This is one of the better examples of a slew of books that have come out recently from the USA on how militaries can learn before or, in this case, during a war. The structure follows the standard pattern. There is an initial chapter on the chosen underlying theory, then some case studies leading to a conclusion.
The theory presented here is simply that militaries have something called an ‘organisational learning capacity’ which determines how good they are at adapting. This in turn depends on the four criteria of leadership, organisational culture, learning mechanisms and dissemination mechanisms. Get these right and you learn effectively, and so adapt to the situation; get them wrong and you don’t.
The approach is simple and persuasive. It usefully avoids some of the abstractions inspired by international relations theories and properly engages with the issue of organisational culture. There are perhaps other plausible ways of looking at the issue, but I’d be happy to use the one presented here to assess an organisation and see what could be improved.
The four examples which are used to apply the theory to reality are, so far as I can judge, well if not exhaustively researched. Unfortunately, all are based on the US armed forces. Many Naval Review readers will be interested in the story of the developing efficacy of US submarines in the Pacific between 1942 and 1945. You may though be slightly frustrated by the almost complete lack of mention of sea-based air power in the Korean War.

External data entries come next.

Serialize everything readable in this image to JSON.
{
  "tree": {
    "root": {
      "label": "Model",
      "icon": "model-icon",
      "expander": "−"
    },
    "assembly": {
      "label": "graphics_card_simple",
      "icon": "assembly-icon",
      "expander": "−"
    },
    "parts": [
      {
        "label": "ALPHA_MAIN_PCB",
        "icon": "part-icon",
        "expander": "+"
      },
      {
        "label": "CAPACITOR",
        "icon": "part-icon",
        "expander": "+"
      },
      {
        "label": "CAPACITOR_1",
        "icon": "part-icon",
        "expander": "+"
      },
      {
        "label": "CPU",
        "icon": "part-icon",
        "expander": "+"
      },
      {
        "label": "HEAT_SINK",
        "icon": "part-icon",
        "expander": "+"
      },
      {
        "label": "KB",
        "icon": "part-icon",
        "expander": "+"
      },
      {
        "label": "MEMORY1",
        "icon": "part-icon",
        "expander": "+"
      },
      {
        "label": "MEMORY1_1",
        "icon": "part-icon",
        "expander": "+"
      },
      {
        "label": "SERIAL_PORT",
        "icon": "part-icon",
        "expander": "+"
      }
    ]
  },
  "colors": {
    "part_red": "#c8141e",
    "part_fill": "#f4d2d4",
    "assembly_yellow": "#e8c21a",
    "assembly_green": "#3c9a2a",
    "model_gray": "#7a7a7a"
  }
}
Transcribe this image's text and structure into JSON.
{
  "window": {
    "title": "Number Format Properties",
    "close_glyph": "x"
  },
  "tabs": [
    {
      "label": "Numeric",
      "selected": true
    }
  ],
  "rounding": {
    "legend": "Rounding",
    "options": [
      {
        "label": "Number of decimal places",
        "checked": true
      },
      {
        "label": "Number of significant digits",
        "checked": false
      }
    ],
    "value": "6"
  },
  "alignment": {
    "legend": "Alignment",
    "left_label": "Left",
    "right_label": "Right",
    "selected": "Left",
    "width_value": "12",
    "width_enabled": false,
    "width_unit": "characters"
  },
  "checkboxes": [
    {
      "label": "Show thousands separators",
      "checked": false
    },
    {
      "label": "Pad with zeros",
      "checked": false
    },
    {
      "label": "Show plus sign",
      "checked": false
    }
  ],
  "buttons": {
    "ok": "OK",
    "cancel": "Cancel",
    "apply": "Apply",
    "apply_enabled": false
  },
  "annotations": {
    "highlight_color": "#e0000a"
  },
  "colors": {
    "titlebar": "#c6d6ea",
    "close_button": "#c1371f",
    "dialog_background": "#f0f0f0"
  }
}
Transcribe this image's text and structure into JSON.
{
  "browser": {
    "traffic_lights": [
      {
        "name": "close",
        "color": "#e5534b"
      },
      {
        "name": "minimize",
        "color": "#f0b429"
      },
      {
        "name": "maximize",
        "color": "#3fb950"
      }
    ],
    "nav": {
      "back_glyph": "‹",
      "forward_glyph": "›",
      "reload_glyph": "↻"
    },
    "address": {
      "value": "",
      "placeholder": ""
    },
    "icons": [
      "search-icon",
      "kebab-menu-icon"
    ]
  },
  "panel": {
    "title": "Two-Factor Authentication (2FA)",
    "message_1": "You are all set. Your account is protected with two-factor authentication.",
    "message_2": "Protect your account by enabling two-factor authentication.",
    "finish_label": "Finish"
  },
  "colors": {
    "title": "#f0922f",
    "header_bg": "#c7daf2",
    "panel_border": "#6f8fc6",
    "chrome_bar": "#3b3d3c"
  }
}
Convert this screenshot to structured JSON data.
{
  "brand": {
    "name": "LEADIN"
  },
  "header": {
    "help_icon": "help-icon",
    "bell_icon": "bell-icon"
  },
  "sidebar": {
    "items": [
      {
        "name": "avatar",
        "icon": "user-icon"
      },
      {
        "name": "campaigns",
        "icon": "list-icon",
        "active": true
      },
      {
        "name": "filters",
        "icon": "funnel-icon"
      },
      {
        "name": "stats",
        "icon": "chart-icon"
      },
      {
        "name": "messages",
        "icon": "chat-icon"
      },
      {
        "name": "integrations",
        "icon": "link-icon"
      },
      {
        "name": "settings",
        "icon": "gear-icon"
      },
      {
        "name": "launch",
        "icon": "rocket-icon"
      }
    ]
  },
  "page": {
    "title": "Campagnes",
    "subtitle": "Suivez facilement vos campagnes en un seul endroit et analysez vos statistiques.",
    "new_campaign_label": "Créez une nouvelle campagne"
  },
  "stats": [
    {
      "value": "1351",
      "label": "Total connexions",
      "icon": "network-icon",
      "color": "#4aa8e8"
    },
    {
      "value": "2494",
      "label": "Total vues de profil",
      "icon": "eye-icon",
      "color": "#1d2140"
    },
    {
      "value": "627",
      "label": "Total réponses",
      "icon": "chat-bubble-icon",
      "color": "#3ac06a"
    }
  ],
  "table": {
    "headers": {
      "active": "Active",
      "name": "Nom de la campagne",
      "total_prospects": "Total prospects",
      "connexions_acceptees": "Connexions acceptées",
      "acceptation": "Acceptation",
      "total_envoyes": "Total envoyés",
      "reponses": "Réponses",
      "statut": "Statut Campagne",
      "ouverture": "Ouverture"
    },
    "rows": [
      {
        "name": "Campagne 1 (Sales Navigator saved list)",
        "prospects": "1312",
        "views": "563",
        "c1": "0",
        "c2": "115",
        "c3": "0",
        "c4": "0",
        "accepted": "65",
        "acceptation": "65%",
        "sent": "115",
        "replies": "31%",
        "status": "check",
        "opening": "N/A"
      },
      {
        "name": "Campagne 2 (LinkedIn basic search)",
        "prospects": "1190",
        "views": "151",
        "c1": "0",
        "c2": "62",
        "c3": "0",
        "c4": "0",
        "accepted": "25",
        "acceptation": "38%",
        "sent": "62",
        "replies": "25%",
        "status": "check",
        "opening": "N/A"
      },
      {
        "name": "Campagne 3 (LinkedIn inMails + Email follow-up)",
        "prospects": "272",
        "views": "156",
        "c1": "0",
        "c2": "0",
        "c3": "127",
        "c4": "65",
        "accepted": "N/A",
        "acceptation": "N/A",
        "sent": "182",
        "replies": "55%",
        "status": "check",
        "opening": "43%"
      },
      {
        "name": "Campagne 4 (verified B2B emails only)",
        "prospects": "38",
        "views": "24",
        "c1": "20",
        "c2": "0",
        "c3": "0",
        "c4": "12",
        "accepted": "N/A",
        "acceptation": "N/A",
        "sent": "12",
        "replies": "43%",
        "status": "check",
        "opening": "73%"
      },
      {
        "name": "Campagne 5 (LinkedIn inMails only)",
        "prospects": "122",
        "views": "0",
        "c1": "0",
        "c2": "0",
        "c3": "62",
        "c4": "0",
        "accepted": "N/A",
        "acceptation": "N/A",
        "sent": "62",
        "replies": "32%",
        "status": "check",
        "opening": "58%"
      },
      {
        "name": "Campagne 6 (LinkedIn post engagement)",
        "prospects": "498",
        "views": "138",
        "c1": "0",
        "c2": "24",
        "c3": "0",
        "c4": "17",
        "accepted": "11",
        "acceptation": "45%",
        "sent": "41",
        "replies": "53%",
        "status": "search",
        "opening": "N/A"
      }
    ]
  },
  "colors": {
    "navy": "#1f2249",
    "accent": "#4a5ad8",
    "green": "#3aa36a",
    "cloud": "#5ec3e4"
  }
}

Our author, a retired US Marine, does his level best to be impartial between the US armed forces. He however falls for the common US habit of giving their forces a more positive report than justified. The prime example is the US submarines in the Second World War. It took over 18 months for the US Navy to fix their malfunctioning torpedoes despite repeated evidence that they weren’t working. This was far longer than should have been necessary, particularly when we compare it with the four months it took the Germans to fix similar issues in 1939. Yet Hoffman tells us that the US submarine force’s organisational learning was overall a success. Really? If the US carriers had taken as long to work out how to strike effectively, the battles of the Coral Sea and Midway, and indeed the entire war in the Pacific, would have taken a rather different course. One can think of other examples.
No book can cover everything. There is a nod to the role of doctrine in disseminating ideas but use of the literature on how it works beyond the merited reference to Hone’s work Learning War could have added greater depth. Hoiback’s Understanding Military Doctrine is an excellent starting point, and recent case studies not mentioned here include Long’s The Soul of Armies, Counterinsurgency Doctrine and Military Culture and Jensen’s Forging the Sword, Doctrinal Change in the US Army. I also felt that more on collective psychology and cognitive science would have been useful, though here I will forbear to advise where one should start.
Finally, I should mention Barno and Bensahel’s Adaption Under Fire: How Militaries Change in Wartime, on much the same subject. It came out only just before Mars Adapting, perhaps too late to be taken into consideration. This is a pity as I’d have enjoyed a comment on its suggestion that organisational culture is so integral to what happens as to not be worth considering on its own. I’m still grappling with that idea myself!
To conclude, this is a good book and worth reading. It continues the wider discussion on how militaries can learn rather than finishing it, but it has use for both the practitioner and the theoretician.